Herbst seeks to sway state voters

First Selectman Tim Herbst.
First Selectman Tim Herbst.

Two years after making a run for statewide office, First Selectman Tim Herbst has launched a project to aid state Republicans in their fight to gain control of the General Assembly.

“We are four seats away from winning a majority in the Senate, and 12 seats away in the House,” Herbst said.

In 2008, Republicans controlled just 36 seats and Democrats 115. The current breakdown is 87-64, meaning Republicans can take control with a net gain of 12 seats. Democrats control the Senate 20-15, with Bridgeport Senator Ed Gomes elected last year as a member of the Working Families Party. Gomes affiliates with the Democrats.

Herbst launched his political action committee, called TimPAC, last week with a goal of supporting GOP candidates primarily in the Naugatuck Valley and in the eastern parts of the state. Conventional wisdom is that this will be a tough year for Republicans in traditionally Democratic-leaning Connecticut, but Herbst expressed confidence in his party’s chances.

“If you look at the Valley and Eastern Connecticut, Donald Trump could run very strong in those areas,” Herbst said. He also cited Gov. Dannel Malloy’s approval ratings that are in the 20s. While Malloy is not on the ballot this year, anger at the state economy could result in high turnout among Republican and moderate Democratic voters, he said.

Herbst’s PAC will allow him to directly support Republicans in their races, with some limitations. For example, a PAC may run ads in favor of or against candidates or may run issue-oriented ad campaigns that contrast candidate positions on various topics. A PAC cannot strategize with the candidates’ own campaign though.

“That’s the biggest rule, we can’t collaborate with the candidates,” he said.

Political commentators in the state have noted that Herbst, who lost a narrow race to Denise Nappier for state treasurer in 2014, could be laying the groundwork for a 2018 run for statewide office, possibly even governor. Herbst, though, was coy about his future plans.

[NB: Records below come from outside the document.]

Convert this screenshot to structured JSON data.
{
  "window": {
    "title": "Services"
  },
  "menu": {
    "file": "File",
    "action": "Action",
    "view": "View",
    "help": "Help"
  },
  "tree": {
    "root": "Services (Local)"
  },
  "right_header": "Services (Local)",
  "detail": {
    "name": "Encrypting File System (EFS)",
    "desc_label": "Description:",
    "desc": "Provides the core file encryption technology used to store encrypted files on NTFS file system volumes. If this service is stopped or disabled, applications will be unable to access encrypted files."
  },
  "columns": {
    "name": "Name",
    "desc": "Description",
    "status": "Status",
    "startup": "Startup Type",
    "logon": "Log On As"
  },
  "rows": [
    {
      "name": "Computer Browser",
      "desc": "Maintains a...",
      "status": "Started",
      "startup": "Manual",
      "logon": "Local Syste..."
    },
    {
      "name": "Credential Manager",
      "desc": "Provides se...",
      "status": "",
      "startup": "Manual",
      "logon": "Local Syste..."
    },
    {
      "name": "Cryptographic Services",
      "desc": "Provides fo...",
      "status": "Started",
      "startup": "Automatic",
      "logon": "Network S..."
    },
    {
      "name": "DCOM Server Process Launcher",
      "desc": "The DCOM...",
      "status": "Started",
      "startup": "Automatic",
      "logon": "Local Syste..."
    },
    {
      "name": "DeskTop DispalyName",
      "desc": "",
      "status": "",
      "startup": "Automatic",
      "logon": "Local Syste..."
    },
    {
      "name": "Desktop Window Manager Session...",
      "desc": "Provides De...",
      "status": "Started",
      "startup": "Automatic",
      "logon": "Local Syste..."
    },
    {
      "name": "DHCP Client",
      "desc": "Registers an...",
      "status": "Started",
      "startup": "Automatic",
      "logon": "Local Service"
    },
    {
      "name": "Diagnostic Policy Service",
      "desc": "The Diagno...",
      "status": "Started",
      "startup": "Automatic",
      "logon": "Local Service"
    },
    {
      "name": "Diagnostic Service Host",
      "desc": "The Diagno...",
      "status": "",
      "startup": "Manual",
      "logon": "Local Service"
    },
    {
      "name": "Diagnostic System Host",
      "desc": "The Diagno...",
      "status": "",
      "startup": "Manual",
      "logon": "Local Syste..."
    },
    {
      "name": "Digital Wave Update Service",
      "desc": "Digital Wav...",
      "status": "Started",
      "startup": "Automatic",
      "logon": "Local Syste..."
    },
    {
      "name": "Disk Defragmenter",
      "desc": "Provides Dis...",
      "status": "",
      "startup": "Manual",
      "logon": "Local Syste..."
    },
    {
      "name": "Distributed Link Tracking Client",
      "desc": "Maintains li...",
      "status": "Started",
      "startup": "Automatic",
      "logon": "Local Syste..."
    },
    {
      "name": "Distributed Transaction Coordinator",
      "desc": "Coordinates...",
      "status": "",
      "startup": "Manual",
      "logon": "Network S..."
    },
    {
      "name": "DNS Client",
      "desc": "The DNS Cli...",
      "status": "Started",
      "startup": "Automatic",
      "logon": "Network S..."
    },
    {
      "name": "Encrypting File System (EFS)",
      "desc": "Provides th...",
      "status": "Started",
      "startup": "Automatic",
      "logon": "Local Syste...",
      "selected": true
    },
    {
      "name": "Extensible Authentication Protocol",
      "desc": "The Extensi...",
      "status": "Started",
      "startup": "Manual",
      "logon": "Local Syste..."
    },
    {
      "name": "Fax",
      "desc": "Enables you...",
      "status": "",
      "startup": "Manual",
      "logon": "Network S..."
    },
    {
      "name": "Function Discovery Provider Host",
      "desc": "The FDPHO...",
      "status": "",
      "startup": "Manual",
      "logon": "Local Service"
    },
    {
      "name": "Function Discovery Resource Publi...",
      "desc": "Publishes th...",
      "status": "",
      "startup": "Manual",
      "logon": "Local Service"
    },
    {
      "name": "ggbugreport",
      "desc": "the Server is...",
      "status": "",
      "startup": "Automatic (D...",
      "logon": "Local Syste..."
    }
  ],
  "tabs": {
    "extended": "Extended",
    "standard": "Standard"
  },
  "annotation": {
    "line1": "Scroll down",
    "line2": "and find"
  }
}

“I have made no decision about running for any office,” he said. “Right now my focus is on making Trumbull the greatest town in America, and winning control of the Assembly will make me and other Republicans like Mark Lauretti of Shelton even more effective in doing great things for our communities.”